**EXERCISE OBJECTIVE:**
Report every line from the following entries that contains the string "이용대금명세서".

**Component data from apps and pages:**
*** Block opens ***

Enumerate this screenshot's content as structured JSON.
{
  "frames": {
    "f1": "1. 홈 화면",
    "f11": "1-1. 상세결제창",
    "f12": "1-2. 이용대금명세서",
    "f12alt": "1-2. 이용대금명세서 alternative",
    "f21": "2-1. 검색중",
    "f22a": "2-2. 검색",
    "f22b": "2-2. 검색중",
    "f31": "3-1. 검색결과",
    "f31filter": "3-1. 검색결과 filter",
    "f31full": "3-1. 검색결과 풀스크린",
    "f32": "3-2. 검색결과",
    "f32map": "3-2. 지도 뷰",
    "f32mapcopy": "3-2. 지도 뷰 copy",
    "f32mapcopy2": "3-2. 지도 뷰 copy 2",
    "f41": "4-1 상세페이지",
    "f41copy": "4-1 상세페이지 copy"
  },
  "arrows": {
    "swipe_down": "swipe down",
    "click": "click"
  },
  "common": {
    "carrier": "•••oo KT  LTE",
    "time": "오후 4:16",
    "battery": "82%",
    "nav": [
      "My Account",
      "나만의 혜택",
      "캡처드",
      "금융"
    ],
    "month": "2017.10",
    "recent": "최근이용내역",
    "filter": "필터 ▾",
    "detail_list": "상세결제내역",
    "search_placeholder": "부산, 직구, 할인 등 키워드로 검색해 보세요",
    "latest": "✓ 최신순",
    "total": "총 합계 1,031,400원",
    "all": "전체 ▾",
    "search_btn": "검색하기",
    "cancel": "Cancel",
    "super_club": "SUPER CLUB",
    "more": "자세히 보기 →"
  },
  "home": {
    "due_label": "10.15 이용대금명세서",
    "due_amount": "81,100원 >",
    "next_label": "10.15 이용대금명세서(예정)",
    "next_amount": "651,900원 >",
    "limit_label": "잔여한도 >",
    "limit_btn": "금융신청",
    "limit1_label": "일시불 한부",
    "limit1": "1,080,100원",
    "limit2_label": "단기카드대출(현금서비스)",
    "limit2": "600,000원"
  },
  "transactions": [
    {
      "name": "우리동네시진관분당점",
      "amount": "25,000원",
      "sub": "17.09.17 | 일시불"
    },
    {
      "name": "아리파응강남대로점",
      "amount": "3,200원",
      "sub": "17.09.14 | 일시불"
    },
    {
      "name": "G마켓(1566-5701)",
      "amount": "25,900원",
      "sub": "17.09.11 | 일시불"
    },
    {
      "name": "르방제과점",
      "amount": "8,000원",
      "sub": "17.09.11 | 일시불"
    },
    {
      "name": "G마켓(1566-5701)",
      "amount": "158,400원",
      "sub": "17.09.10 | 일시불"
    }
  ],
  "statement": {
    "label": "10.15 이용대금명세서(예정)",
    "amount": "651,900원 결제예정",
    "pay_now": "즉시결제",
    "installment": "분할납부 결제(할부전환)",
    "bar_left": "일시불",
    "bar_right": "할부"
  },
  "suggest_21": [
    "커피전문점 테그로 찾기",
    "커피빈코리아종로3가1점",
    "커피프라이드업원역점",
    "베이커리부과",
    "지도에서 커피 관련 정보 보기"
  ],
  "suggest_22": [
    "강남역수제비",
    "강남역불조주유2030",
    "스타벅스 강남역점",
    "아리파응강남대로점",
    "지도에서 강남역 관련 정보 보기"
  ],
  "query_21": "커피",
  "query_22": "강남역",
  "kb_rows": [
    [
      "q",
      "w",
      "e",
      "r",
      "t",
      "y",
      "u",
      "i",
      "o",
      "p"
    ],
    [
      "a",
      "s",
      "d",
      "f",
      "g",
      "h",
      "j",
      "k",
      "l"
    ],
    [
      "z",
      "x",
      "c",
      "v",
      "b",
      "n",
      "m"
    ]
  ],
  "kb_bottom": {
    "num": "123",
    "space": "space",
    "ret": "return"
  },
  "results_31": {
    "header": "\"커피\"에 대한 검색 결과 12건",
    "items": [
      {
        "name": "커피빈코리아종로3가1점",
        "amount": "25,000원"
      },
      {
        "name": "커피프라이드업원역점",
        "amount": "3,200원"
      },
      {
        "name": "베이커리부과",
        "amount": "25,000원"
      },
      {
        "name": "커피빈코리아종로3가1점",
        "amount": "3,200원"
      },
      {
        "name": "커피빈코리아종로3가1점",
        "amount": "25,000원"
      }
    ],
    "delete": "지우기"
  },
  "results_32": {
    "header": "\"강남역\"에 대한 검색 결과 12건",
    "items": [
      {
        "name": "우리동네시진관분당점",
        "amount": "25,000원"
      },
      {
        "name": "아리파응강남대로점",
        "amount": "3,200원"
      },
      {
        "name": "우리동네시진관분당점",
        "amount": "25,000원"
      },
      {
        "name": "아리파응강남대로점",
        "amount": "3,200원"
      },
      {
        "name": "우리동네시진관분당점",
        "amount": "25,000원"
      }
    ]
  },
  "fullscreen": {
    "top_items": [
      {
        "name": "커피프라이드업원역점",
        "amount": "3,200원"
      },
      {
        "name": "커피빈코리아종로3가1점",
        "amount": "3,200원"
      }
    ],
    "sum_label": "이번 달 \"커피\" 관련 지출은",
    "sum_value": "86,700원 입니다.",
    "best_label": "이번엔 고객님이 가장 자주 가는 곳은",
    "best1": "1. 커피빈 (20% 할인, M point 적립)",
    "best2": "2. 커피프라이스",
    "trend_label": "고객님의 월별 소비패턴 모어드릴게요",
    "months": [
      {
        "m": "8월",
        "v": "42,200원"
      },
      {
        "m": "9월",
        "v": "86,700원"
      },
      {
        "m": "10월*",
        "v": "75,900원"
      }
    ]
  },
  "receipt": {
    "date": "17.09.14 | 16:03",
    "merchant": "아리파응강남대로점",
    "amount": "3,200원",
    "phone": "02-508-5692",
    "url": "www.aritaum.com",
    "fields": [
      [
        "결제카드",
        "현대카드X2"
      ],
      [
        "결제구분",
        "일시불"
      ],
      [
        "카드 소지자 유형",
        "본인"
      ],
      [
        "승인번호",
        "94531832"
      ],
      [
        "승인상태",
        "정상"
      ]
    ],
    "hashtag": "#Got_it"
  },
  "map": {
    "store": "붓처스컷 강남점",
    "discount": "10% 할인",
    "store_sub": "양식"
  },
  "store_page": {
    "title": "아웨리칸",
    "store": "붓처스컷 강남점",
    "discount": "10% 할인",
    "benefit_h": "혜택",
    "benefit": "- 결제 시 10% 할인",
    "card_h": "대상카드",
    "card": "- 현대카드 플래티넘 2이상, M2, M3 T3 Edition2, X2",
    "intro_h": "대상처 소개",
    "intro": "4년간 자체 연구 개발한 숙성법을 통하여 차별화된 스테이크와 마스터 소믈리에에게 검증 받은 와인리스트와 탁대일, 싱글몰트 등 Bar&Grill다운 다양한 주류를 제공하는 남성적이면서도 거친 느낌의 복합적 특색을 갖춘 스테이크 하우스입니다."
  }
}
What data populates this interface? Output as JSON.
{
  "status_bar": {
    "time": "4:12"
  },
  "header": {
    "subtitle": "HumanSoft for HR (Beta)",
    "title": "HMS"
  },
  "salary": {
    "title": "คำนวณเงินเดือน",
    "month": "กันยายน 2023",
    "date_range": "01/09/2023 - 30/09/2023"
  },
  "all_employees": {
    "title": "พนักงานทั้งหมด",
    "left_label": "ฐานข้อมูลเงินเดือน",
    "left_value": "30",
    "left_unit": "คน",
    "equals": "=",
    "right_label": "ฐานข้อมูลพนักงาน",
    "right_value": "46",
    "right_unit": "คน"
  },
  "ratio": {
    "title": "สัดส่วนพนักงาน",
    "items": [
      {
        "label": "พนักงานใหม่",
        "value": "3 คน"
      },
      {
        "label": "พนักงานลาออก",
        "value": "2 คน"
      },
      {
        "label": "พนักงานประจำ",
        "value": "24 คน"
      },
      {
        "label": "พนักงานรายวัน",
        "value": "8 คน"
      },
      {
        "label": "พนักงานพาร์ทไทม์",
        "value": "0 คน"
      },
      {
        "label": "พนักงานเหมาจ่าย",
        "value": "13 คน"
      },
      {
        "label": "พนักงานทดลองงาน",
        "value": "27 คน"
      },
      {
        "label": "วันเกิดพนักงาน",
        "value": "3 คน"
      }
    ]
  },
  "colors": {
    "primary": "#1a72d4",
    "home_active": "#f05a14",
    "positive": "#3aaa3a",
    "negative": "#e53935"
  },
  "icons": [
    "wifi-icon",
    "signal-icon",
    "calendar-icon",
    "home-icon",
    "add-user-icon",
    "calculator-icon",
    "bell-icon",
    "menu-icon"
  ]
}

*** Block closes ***

**OUTPUT:**
    "f12": "1-2. 이용대금명세서",
    "f12alt": "1-2. 이용대금명세서 alternative",
    "due_label": "10.15 이용대금명세서",
    "next_label": "10.15 이용대금명세서(예정)",
    "label": "10.15 이용대금명세서(예정)",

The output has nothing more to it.